Secret service agent Alexander Feklisov: the “hot” routine of the Cold War

20 Jun 2016–15 Jun 2017All exhibitions

Intelligence services work on a lot of issues, but their main goal is to obtain information, which has particular importance as authorities consider important decisions in the field of national security, and which is sometimes impossible to get by legal methods. Confidential information obtained as a result of professional foreign intelligence, frequently assists in resolving vital issues affecting the interests of the many states.

Who were those people that obtained valuable information for the national and state security of the USSR during World War II and the Cold War? How did the authorities use confidential information to lead foreign policy? Why did foreign scientists agree to cooperate with the Soviet intelligence?

These and many other questions are presented in an exhibition dedicated to a Hero of the Russian Federation, Soviet legal resident spy, and Colonel Alexander Feklisov (1914 - 2007).

After World War II, the leading countries started to develop a new type of armament – the nuclear weapon. The first national nuclear projects were started in the UK (1940, renewed in 1947), the USA (1942), and the Soviet Union (1942). In July 1941, the State Defense Committee gave the Soviet residencies in New York and London tasks to obtain relevant scientific and technical information, especially of a military nature. Alexander Feklisov worked in New York from 1941 to 1946 with agents, among who were American engineers Joel Barr and Alfred Sarant.

The severe consequences of World War II in the Soviet Union were one of the main reasons for its lag in the development of its nuclear program. On July 16, 1945 the United States conducted the first successful test of an atomic bomb and became the only country with nuclear weapons at that time. On the 6th and 9th of August 1945 American nuclear bombs were dropped on the Japanese cities of Hiroshima and Nagasaki. In order to create Soviet nuclear weapons in such a short period of time and with a minimized cost of production, it was deemed necessary to involve the Soviet foreign intelligence service. During World War II, Soviet spies managed to attract the cooperation of a number of foreign scientists who worked on the atomic project. The greatest of them was the German physicist Klaus Fuchs, a member of the American and British nuclear programs. In 1947, Feklisov was sent to the UK to work with him. However in 1950 after Fuchs's arrest on charges of spying for the Soviet Union, Feklisov was recalled from London to Moscow.
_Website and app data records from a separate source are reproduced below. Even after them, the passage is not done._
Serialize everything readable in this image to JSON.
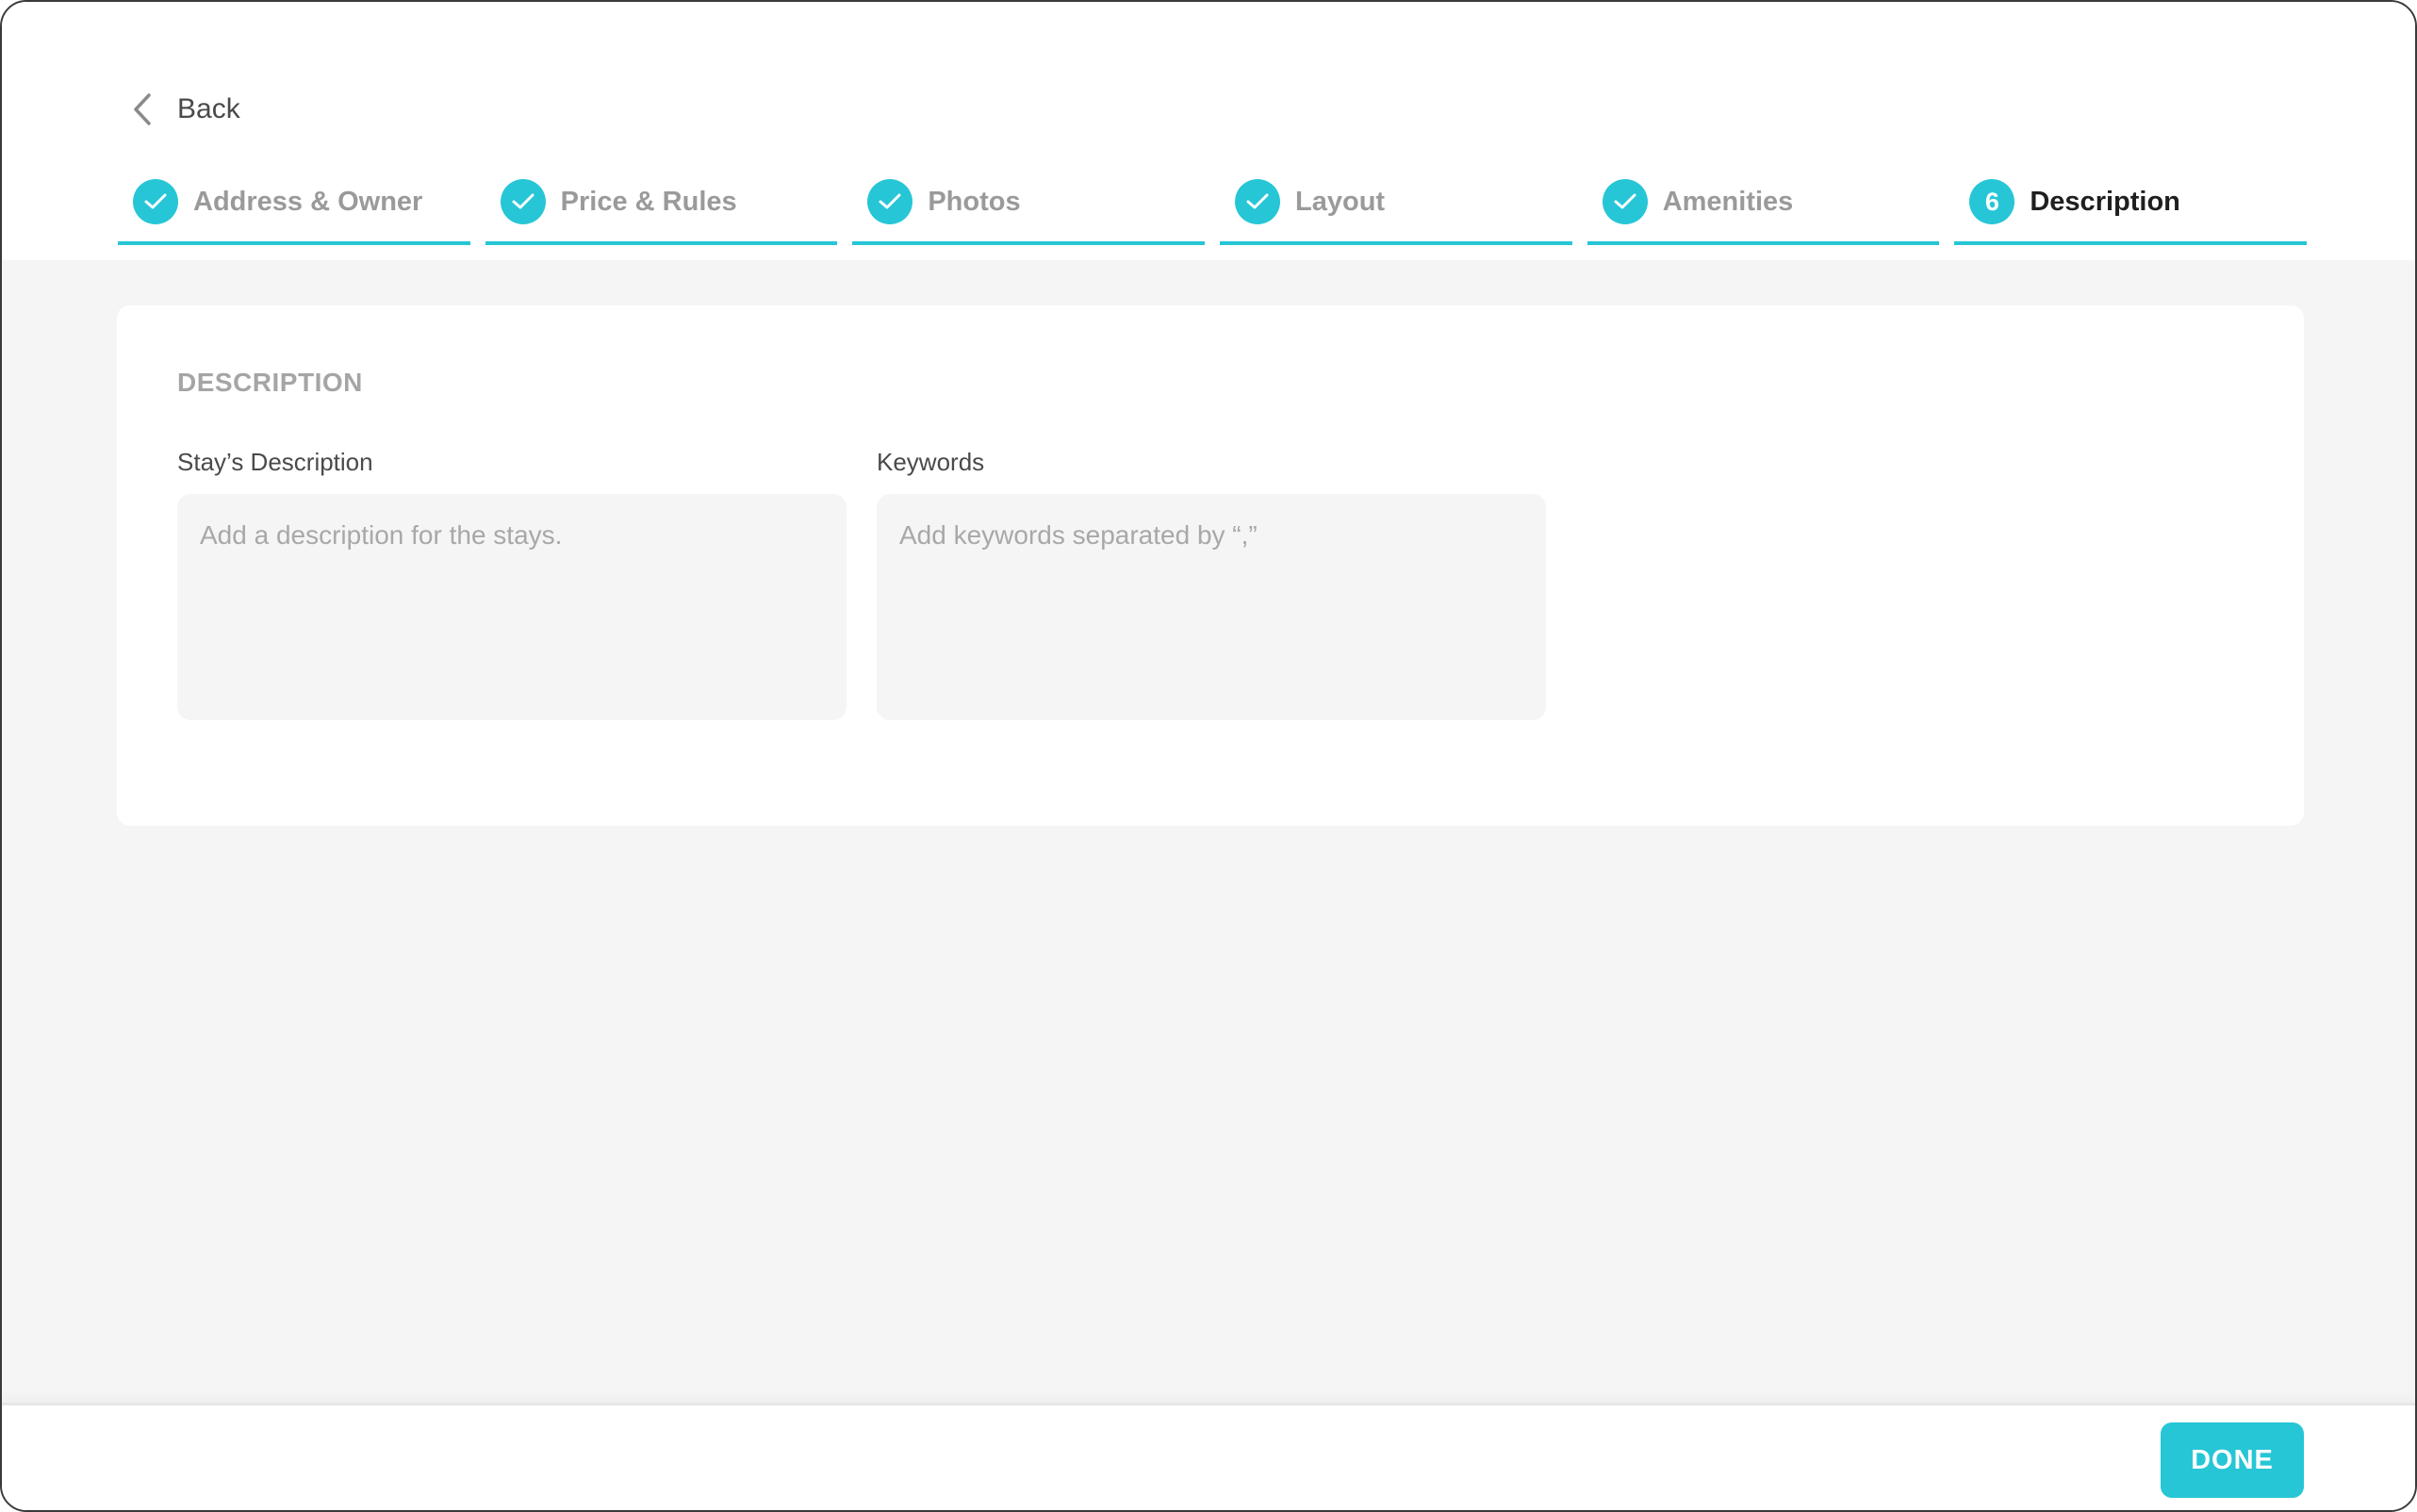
{
  "header": {
    "back_label": "Back"
  },
  "steps": [
    {
      "label": "Address & Owner",
      "status": "complete",
      "icon": "check-icon"
    },
    {
      "label": "Price & Rules",
      "status": "complete",
      "icon": "check-icon"
    },
    {
      "label": "Photos",
      "status": "complete",
      "icon": "check-icon"
    },
    {
      "label": "Layout",
      "status": "complete",
      "icon": "check-icon"
    },
    {
      "label": "Amenities",
      "status": "complete",
      "icon": "check-icon"
    },
    {
      "label": "Description",
      "status": "active",
      "number": "6"
    }
  ],
  "main": {
    "section_title": "DESCRIPTION",
    "description_field": {
      "label": "Stay’s Description",
      "value": "",
      "placeholder": "Add a description for the stays."
    },
    "keywords_field": {
      "label": "Keywords",
      "value": "",
      "placeholder": "Add keywords separated by “,”"
    }
  },
  "footer": {
    "done_label": "DONE"
  },
  "colors": {
    "accent": "#26c6d6",
    "background": "#f5f5f5",
    "muted_text": "#9a9a9a",
    "active_text": "#1f1f1f"
  }
}
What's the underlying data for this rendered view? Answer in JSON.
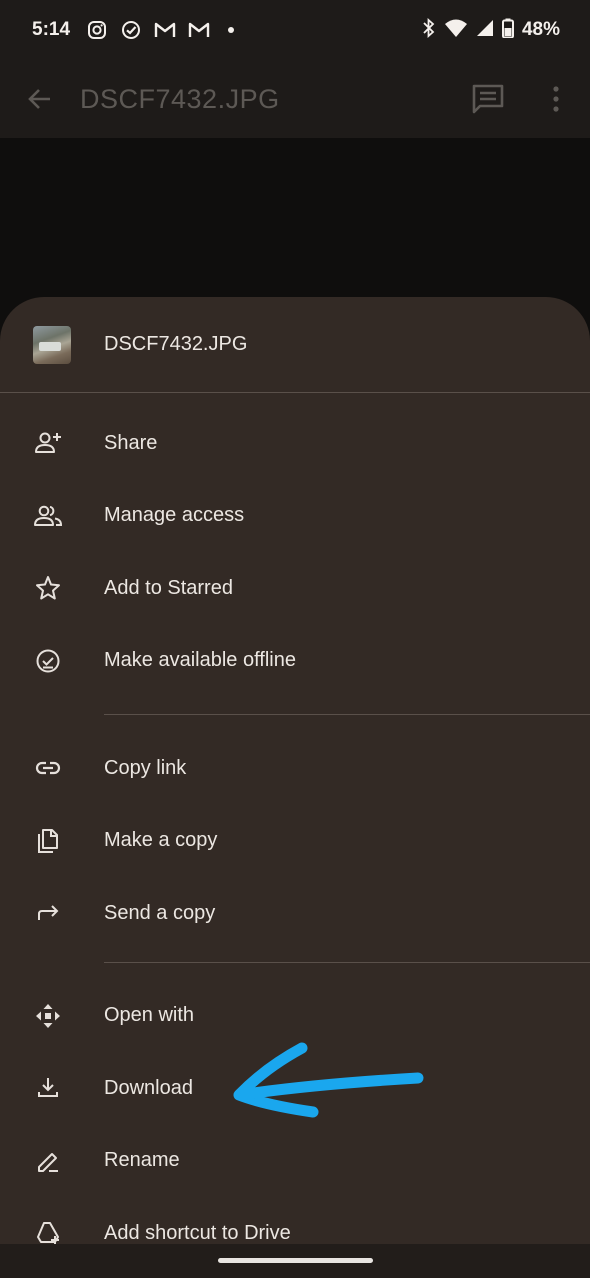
{
  "status_bar": {
    "time": "5:14",
    "battery": "48%"
  },
  "app_bar": {
    "title": "DSCF7432.JPG"
  },
  "sheet": {
    "filename": "DSCF7432.JPG",
    "groups": [
      [
        {
          "label": "Share",
          "icon": "person-add-icon"
        },
        {
          "label": "Manage access",
          "icon": "people-icon"
        },
        {
          "label": "Add to Starred",
          "icon": "star-icon"
        },
        {
          "label": "Make available offline",
          "icon": "offline-check-icon"
        }
      ],
      [
        {
          "label": "Copy link",
          "icon": "link-icon"
        },
        {
          "label": "Make a copy",
          "icon": "copy-icon"
        },
        {
          "label": "Send a copy",
          "icon": "forward-icon"
        }
      ],
      [
        {
          "label": "Open with",
          "icon": "open-with-icon"
        },
        {
          "label": "Download",
          "icon": "download-icon"
        },
        {
          "label": "Rename",
          "icon": "pencil-icon"
        },
        {
          "label": "Add shortcut to Drive",
          "icon": "drive-shortcut-icon"
        }
      ]
    ]
  },
  "colors": {
    "sheet_bg": "#332a25",
    "text": "#ece7e2",
    "annotation": "#1aa7ee"
  }
}
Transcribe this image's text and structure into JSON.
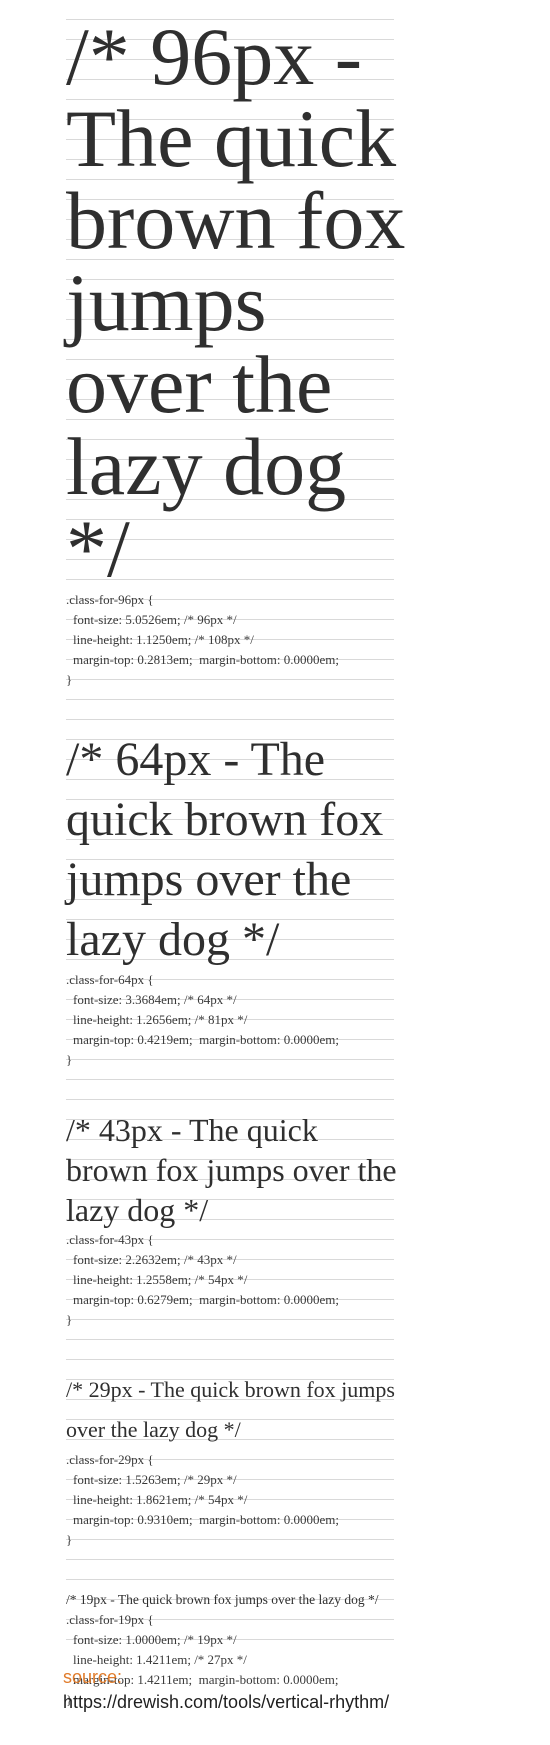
{
  "samples": [
    {
      "heading": "/* 96px - The quick brown fox jumps over the lazy dog */",
      "code": [
        ".class-for-96px {",
        "font-size: 5.0526em; /* 96px */",
        "line-height: 1.1250em; /* 108px */",
        "margin-top: 0.2813em;  margin-bottom: 0.0000em;",
        "}"
      ]
    },
    {
      "heading": "/* 64px - The quick brown fox jumps over the lazy dog */",
      "code": [
        ".class-for-64px {",
        "font-size: 3.3684em; /* 64px */",
        "line-height: 1.2656em; /* 81px */",
        "margin-top: 0.4219em;  margin-bottom: 0.0000em;",
        "}"
      ]
    },
    {
      "heading": "/* 43px - The quick brown fox jumps over the lazy dog */",
      "code": [
        ".class-for-43px {",
        "font-size: 2.2632em; /* 43px */",
        "line-height: 1.2558em; /* 54px */",
        "margin-top: 0.6279em;  margin-bottom: 0.0000em;",
        "}"
      ]
    },
    {
      "heading": "/* 29px - The quick brown fox jumps over the lazy dog */",
      "code": [
        ".class-for-29px {",
        "font-size: 1.5263em; /* 29px */",
        "line-height: 1.8621em; /* 54px */",
        "margin-top: 0.9310em;  margin-bottom: 0.0000em;",
        "}"
      ]
    },
    {
      "heading": "/* 19px - The quick brown fox jumps over the lazy dog */",
      "code": [
        ".class-for-19px {",
        "font-size: 1.0000em; /* 19px */",
        "line-height: 1.4211em; /* 27px */",
        "margin-top: 1.4211em;  margin-bottom: 0.0000em;",
        "}"
      ]
    }
  ],
  "source": {
    "label": "source:",
    "url": "https://drewish.com/tools/vertical-rhythm/"
  }
}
The information gathered from spies allowed Soviet physicists to reduce the time and avoid mistakes during their first atomic tests, which had enormous political significance. A major result of the cooperation between the Soviet nuclear scientists and the foreign intelligence was a successful test of nuclear bomb on August 29, 1949. The Soviet Union became the second country with nuclear weapons in the world. Those accurate and verified of Feklisov prompted the leaders of the two opposing powers John F. Kennedy and Nikita Khrushchev for a peaceful resolution of the Cuban missile crisis.

After World War II, the Allies had a strong confrontation in the condition of the start of Cold War. The rivalry of two superpowers the USSR and the USA gradually becomes violent conflict in all areas. The culmination of that confrontation was the Cuban Missile Crisis. For several days in October of 1962 the world was close to beginning a third world war involving nuclear weapons. During the days of the Cuban Missile Crisis, Feklisov was a Soviet resident spy in Washington. As soon as he received important information via his personal channels, Feklisov promptly handed it over to the Center and brought to the attention of the US administration the most likely response of the USSR. The accurate and corroborated steps of Feklisov prompted the leaders of the two opposing powers, John F. Kennedy and Nikita Khrushchev, to come to a peaceful resolution of the Cuban missile crisis.

On June 15, 1996 Alexander Feklisov was awarded by Presidential Decree the title of, Hero of the Russian Federation for the successful fulfillment of special tasks to ensure national security in circumstances involving risk of life, and for displaying courage and heroism.

The exhibition is based on authentic photos, documents and personal belongings from Alexander Feklisov's archive, which were partially donated to the museum by his daughter Natalia Asatur.

The museum thanks the Archive of the Foreign Intelligence Service of the Russian Federation, the Central Archive of the Federal Security Service of the Russian Federation, and the editorial office of the magazine "Ogoniok” for the photos.


Публикация от: 03.06.2016 16:33:51